Pork belly is a favorite of mine, I prepare it and have it in the refrigerator for a wide range of dishes and because it is low in water, high in fat, and very dense, it will refrigerate for up to 2 weeks. Costco always has bellies but interesting to me is that they slice them up rather than leave them whole. I asked the butcher about this and he said people don’t buy the whole bellies because they don’t know how to cook them, and now I just ask the butcher to pull me a whole pork belly from the back.
A traditionally prepared pork belly relies on a long braise to render the fat and then transform the tough meat into a succulent delicacy. This braise relies on a mirepoix (onions, celery, carrots), tomato paste and a braising liquid. I use a combination of wine and chicken stock, which the pork belly slowly cooks in for 3-4 hours. It’s a fabulous and very traditional approach that works.
I have been cooking pork belly in my sous vide machine with great results. Sous vide cooking is not a variation on a microwave that you press a button and walk away from. What sous vide does for you is to remove a big variable that every chef deals with, the application of heat and time. With sous vide I can control heat precisely and the thing that I am cooking will always maintain that temperature and time is then less critical because I am not concerned with overcooking.
For pork belly, I started the night before and brine the pork belly with sugar, salt, star anise, fennel, coriander, and pepper. I don’t think brining is absolutely necessary but could skip it if I was time pressed but the brine does allow the meat to take on more flavor.
4 cups water
2 star anise

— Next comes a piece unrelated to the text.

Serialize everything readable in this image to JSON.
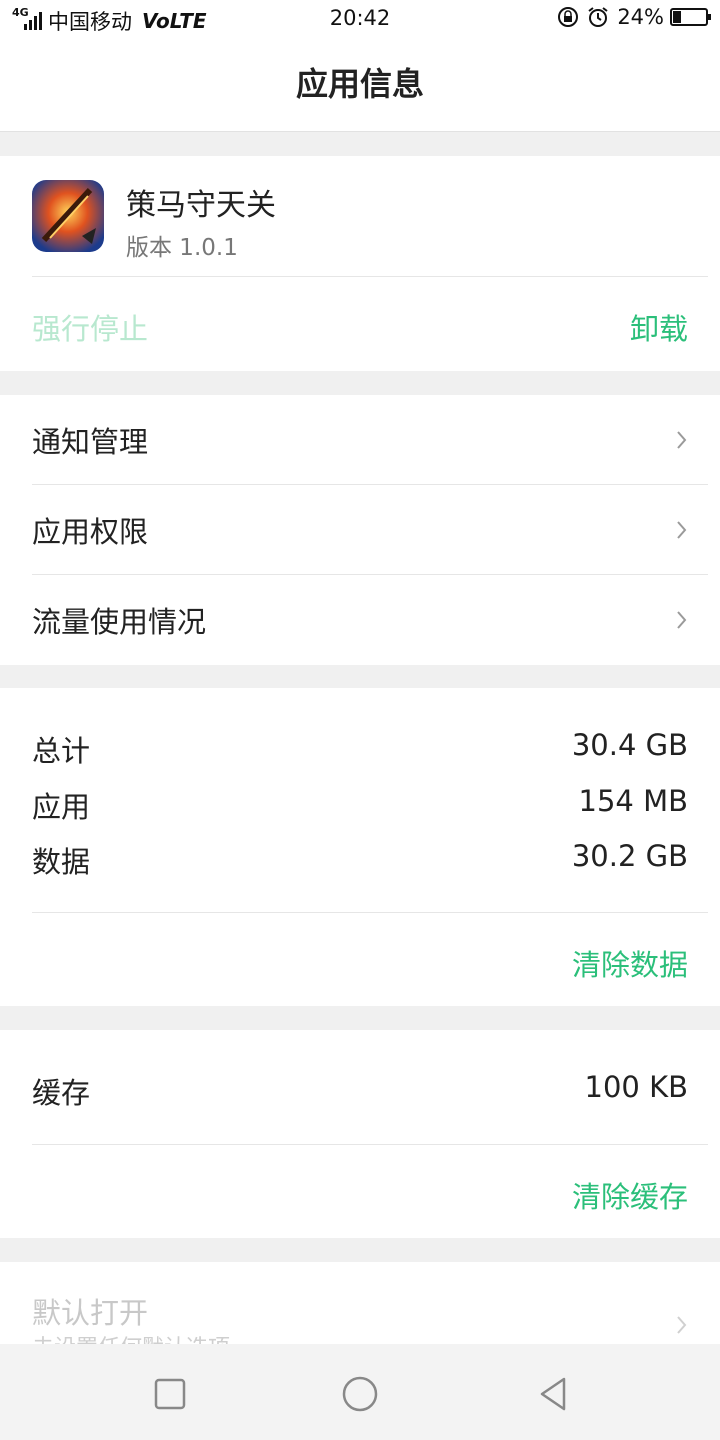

1/4 cup sugar
1/4 cup salt
2 tbs whole fennel seed
1 tbs ground coriander
1 tsp black pepper
Smash the star anise to break it up and grind the fennel course. Boil the water, remove from heat, add the spices to mix thoroughly. Let it cool before adding the pork belly (use ice cubes to speed up this process). Refrigerate with the pork belly for 12 hours.
While I have my spices out, I will also make a dry rub for the pork belly and set aside. A dry rub used at the time of cooking is the critical step for achieving the flavor you are striving for. Pork is a lot like chicken, a canvas to apply sweet, savory, or sour flavors. Tailor your dry rub accordingly.
1 star anise, whole
1 cinnamon stick
1 tsp whole fennel seeds
1 tsp coriander
1 tbs whole pepper corns
1 tbs salt
I place the star anise and cinnamon stick on my cutting board, cover with a piece of parchment paper and smash it with something heavy to break it up. Put all the spices in a sauce pan and heat until the spices give off an aroma. Remove from heat and grind coursely.
Remove the pork belly from the brine, rinse off and dry with paper towels. Heat the water bath to 180 degrees. Traditional techniques call for scoring the fat cap before cooking, and with sous vide this is not essential but it can improve the visual appeal. At any rate, I chose not to score the cap.
Pork belly is fat on one side and meat on the other, and the density between the two halves is different. As the fat renders out of the cap, the meat will curl and the fat is essentially shrinking. This can be a problem in the oven and it is definitely a challenge when vacuum packed and cooking in a water bath. To mitigate this, I take 2 skewers (metal or wood) and push them through the pork belly from one corner to the other, with the second skewer forming an X through the long axis of the meat. Push the skewers until they are completely encased in the meat to ensure exposed ends do not puncture the vacuum bag.
Cover both sides with the dry rub. Vacuum bag the pork belly with 1/2 cup of white wine and aromatics, I use celery, parsley, and a single carrot. Place in the sous vide for 8 hours, minimum, but don’t hesitate to go longer, up to 24 hours. I prepare this in the morning in anticipation of having it ready in the evening.
Remove from the sous vide, unpack and discard the liquid and aromatics. Dry with paper towels. Line a baking half sheet with parchment, place the pork belly on it, cover with another piece of parchment and place a second half sheet on top with some weight to press it down. Place in refrigerator for at least 2 hours.
Remove from refrigerator and brush the fat cap with apple cider vinegar. Place in a pre-heated broiler and watch carefully while the fat cap sears to crisp, mahogany in color.
Pork belly isn’t complicated but I have found that it is very sensitive to overcooking, and indeed undercooking as well. Not enough time in an oven and it’s chewy, a little too long and it is like eating a medium well steak… far from the perfect pork belly that pulls apart but doesn’t fall apart. The sous vide process allows me to focus on the front end and final prep, and what I don’t focus on is cooking time and oven temperature. As an added bonus, because the meat is cooking in a liquid, added and released, it never requires basting.